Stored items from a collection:
——

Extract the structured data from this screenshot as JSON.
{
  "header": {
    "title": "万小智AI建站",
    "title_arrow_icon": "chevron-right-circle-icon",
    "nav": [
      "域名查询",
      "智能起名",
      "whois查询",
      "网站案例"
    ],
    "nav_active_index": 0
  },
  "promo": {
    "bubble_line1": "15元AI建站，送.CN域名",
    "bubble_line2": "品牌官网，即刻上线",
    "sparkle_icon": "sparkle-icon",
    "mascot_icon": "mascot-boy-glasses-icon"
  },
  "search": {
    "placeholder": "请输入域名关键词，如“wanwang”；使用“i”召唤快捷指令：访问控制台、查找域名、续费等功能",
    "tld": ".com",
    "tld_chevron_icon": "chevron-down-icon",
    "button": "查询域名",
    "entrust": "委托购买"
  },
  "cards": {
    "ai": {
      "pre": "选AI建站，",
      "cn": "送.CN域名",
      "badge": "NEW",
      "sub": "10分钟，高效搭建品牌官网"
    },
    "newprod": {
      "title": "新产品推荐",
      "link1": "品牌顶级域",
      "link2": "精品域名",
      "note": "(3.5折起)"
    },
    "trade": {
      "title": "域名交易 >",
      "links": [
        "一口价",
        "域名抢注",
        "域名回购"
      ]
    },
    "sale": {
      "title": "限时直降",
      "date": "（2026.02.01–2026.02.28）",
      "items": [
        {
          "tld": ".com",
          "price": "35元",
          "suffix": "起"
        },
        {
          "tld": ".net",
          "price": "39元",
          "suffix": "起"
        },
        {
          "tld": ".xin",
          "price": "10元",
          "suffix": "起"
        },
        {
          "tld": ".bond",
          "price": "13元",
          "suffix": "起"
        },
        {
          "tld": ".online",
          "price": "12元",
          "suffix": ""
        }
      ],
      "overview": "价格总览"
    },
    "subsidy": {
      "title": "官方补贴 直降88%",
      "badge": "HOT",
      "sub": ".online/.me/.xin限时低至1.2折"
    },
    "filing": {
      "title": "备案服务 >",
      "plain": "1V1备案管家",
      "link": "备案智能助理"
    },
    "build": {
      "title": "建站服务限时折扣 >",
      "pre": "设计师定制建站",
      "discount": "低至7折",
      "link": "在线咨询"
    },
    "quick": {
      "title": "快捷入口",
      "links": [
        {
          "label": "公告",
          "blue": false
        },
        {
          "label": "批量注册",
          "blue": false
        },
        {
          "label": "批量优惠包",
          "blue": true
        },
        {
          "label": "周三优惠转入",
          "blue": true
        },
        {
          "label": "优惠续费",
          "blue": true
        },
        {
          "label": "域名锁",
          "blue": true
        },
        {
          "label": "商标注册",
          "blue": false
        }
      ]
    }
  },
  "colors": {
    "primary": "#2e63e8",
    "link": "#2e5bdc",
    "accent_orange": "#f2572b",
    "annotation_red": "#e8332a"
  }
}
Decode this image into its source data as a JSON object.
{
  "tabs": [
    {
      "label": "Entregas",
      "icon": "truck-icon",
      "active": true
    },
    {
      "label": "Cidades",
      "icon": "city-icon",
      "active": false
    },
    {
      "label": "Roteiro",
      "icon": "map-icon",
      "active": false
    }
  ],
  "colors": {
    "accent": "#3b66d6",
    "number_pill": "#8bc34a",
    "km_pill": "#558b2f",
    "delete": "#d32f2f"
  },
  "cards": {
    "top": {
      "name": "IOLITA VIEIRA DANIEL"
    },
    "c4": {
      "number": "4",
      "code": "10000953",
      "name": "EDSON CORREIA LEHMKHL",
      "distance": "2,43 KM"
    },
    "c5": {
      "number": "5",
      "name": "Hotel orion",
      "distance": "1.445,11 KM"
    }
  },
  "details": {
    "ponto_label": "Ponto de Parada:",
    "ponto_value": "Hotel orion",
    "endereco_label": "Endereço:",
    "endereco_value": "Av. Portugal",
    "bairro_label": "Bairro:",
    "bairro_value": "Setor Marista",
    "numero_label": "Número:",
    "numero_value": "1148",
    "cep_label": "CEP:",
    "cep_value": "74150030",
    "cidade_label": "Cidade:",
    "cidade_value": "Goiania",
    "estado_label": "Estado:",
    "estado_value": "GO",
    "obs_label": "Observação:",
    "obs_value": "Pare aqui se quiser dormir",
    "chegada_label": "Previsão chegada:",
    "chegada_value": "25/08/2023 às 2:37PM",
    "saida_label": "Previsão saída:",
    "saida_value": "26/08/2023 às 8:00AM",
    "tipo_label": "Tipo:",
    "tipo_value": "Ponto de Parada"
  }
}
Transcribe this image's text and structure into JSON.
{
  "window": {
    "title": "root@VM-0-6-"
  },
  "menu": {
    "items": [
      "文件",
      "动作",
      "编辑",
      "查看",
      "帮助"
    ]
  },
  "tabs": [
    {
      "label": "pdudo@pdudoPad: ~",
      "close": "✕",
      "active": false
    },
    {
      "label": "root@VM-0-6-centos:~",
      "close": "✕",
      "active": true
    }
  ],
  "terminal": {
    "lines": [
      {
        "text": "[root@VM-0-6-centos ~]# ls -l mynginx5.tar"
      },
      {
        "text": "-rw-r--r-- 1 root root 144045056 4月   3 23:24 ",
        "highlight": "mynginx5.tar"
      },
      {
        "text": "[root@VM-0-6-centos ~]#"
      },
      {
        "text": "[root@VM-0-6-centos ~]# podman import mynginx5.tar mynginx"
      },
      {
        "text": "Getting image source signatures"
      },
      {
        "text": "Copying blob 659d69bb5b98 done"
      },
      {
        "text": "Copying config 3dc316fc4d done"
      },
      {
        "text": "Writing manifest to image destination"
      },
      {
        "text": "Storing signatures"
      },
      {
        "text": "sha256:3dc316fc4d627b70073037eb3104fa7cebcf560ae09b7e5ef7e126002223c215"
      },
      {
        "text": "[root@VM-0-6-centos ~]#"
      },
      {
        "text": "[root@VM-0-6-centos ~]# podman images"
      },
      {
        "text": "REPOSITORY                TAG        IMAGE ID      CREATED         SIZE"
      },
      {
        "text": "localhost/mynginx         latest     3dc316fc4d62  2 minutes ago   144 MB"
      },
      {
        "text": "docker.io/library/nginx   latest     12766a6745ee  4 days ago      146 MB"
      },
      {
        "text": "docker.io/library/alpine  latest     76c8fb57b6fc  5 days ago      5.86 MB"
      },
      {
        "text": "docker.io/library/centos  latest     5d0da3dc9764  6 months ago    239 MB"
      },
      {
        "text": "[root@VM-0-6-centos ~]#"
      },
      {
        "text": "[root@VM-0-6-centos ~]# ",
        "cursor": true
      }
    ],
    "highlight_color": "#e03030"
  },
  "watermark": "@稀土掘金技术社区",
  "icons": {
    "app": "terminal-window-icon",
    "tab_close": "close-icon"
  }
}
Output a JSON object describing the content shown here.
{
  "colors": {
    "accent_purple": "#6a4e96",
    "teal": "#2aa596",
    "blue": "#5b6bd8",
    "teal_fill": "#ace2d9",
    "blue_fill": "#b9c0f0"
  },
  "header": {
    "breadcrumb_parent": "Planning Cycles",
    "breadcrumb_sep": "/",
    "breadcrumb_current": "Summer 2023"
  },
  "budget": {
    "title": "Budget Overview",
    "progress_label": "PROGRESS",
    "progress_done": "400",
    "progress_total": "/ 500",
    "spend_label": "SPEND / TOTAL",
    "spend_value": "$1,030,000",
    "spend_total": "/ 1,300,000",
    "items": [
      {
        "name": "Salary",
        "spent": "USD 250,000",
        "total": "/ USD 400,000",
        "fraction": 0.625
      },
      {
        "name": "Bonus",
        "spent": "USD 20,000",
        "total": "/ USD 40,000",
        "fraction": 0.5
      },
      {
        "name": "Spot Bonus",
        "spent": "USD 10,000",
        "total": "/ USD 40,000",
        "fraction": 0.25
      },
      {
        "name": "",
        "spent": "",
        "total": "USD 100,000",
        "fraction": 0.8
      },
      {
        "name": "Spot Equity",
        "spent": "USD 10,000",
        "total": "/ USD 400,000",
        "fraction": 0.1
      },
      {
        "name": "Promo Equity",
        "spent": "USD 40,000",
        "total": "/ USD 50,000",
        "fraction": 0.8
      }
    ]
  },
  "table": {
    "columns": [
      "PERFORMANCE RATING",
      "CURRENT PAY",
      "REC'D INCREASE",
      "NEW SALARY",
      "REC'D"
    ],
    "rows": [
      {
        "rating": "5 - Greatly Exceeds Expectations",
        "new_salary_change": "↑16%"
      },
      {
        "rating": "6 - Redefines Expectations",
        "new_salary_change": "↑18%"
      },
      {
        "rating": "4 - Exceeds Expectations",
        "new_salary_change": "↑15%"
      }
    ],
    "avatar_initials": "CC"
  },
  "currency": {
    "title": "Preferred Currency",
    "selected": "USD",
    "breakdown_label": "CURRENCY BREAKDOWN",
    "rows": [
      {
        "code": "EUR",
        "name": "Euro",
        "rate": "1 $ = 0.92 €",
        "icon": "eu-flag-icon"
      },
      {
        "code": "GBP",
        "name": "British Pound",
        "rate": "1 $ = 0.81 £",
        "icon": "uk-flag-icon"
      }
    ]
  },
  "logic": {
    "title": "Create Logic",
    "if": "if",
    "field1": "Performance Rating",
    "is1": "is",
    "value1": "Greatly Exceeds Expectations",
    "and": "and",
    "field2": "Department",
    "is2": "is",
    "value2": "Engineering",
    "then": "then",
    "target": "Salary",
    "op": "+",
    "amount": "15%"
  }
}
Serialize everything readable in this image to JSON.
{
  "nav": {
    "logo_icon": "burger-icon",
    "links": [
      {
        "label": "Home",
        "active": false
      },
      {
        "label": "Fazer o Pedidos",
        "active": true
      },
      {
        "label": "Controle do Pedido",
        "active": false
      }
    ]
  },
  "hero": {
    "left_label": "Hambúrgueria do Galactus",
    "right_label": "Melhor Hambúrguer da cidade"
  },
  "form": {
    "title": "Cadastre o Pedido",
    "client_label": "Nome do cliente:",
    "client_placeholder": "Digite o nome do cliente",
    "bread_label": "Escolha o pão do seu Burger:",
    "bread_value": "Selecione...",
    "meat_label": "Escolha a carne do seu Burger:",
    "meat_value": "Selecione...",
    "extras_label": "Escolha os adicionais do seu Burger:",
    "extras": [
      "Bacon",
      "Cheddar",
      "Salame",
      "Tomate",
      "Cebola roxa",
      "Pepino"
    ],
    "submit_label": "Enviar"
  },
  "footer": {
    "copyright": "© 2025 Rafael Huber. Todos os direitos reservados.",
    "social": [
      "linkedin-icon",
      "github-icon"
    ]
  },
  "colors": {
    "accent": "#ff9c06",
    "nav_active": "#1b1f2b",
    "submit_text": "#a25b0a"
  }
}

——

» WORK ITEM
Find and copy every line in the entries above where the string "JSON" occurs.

» EXERCISE RESULT
Extract the structured data from this screenshot as JSON.
Decode this image into its source data as a JSON object.
Transcribe this image's text and structure into JSON.
Output a JSON object describing the content shown here.
Serialize everything readable in this image to JSON.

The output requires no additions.